Stephen McGibbon pointed me toward an interesting development for the IBM products announced at Lotusphere:
So claims an article posted today on News.com. We’ve seen a few attempts to “position” this support, where Rob Weir welcomes Open XML “to the exclusive company of “Every Document Format Known to Man” . I’m glad that you are so excited…” This illustrates an apparent contrast between what happens in reality vs. what happens in Rob Weir’s blog post titled “The Piemen of Erie.”
“That is the distortion you get if you look at a standards war through the narrow blinders of commercial interest. But if you look at the full market impact, the simple economics of it, it becomes a lot clearer. What brings greater efficiency, greater fidelity, greater innovation and lower costs? Having two incompatible document format standards? Or having a single harmonized document format standard? Fighting against economics is like fighting against gravity or the 2nd Law of Thermodynamics. You are going to lose in the end. The piemen of Erie, and their modern counterparts, are on the wrong side of economics, and history,”
This seems strange coming from the guy who “designed and wrote” the product that supports “every document format known to man.” I guess I’m still not sure how to interpret the difference between the action and the words. I guess IBM has signed up in the “fight against economics” too.
I’m willing to take a wager that the decision makers electing to provide Open XML support in their software really aren’t trying to out-duel gravity, I’m going to hazard a guess that their support of Open XML is related to fulfilling a market need. Seems like a pretty rational approach to me.
If we direct our attention to the other stream of anti-Open XML rhetoric coming from the IBM guy (I’m not sure which one of these you’d refer to as the “Sidekick” here), a great example is this Bob Sutor entry from March of 2007:
“This is how I think it will play out: PDF will continue to see widespread use, ODF uptake will increase at the expense of the Microsoft binary formats, and OOXML will be odd man out.”
“For non-editable documents, use PDF. To use the modern XML format that is being adopted globally by individuals and organizations, use ODF. If you must use a Microsoft format, stick to the old binary formats so others can read them. I think OOXML is just too much trouble and I think the market will agree.”

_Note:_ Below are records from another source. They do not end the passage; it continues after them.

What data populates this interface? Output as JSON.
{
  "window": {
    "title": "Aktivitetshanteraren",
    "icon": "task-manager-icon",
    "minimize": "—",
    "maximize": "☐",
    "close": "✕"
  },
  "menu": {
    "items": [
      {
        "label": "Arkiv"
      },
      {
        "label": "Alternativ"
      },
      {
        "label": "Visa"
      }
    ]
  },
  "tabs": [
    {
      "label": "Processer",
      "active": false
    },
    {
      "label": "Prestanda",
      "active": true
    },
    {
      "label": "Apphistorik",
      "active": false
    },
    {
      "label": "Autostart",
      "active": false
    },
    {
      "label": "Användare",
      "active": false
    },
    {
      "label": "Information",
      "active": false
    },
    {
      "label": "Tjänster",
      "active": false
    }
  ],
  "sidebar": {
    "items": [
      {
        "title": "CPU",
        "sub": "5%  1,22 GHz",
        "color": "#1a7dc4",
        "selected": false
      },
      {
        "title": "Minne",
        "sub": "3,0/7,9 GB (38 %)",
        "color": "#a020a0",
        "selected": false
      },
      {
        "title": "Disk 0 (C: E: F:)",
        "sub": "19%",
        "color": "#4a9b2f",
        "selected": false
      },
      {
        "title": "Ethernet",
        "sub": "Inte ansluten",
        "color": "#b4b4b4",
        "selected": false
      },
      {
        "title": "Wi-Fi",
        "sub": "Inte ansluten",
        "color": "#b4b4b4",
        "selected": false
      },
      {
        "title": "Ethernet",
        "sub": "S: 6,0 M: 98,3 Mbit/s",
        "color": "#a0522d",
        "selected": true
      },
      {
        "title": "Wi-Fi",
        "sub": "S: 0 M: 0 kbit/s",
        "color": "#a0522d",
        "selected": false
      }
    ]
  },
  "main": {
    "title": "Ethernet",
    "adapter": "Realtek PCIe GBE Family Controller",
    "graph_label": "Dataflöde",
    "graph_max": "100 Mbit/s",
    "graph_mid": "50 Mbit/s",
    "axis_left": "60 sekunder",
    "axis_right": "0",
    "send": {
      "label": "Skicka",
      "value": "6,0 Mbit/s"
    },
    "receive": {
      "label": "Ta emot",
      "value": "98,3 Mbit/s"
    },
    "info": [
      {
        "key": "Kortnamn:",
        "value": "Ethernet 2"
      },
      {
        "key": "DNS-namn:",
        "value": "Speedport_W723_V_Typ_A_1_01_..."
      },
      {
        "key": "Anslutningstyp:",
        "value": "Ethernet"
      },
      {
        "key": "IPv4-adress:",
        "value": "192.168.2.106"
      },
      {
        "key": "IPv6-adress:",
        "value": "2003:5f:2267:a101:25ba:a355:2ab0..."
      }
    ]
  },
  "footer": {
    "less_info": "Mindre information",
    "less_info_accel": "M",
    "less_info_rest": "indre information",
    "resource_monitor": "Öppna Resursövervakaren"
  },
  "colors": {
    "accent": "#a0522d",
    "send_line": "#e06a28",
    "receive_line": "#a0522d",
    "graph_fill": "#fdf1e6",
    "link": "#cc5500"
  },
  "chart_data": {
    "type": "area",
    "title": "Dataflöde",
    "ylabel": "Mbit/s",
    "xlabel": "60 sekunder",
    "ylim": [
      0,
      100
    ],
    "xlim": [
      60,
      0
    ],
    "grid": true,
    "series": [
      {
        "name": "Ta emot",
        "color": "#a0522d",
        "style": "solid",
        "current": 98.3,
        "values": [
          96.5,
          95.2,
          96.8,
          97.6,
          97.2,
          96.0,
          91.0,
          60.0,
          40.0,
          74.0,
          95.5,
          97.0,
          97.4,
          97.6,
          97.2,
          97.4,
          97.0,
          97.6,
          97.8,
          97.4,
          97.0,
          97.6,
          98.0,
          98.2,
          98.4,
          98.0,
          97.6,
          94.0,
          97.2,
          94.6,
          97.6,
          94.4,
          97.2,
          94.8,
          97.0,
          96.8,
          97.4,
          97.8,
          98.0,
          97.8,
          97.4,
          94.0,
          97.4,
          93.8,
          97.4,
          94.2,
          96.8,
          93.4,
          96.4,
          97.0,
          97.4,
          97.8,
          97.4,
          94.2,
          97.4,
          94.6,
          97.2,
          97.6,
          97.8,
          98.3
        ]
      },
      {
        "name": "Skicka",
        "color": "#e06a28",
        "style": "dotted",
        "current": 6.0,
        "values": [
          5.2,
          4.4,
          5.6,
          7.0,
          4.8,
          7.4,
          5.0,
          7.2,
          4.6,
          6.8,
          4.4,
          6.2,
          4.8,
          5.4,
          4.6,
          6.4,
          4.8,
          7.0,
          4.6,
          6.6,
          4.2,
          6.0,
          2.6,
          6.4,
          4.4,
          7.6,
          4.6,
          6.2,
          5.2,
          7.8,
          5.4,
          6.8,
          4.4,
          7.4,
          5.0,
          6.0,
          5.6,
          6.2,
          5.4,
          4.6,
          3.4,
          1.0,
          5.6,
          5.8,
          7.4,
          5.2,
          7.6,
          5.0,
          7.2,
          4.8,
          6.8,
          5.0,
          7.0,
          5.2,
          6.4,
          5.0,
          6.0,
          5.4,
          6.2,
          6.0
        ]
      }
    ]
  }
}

There is one statement in an earlier post (taken shamelessly out of context, I admit) with which I agree wholeheartedly. This is quite consistent with our position on document formats, and a primary motivation for our investments in ODF, UOF, PDF and other document format translation efforts.
“There have been many lessons learned in the last few months. Let’s use that knowledge to improve how we make standards. Let’s innovate. Let’s write some great new code. Let’s give our users a superb choice of applications that can all share the same information, no matter who writes the software.”
We couldn’t agree more, Bob. We’ve been investing in this idea, full
ahead; we went “Beyond Office” a long, long time ago. For all the file-format related discussion, much of the interop-related discussion for Office has been bubbling quietly under the surface, but gaining very strong traction in real-world adoption. The Office Business Applications effort (blog is here) really underscores the effectiveness of the Office platform, and illustrates why the scope of interoperability in Office extends far beyond document formats.
It seems that, at least on this point, we are in agreement with IBM that the “market is choosing” what they really want: freedom and choice. It would also seem that IBM is running to the front of the parade on supporting multiple formats and providing choice within their products.
Indeed, IBM, “Stop Talking. Start Doing.”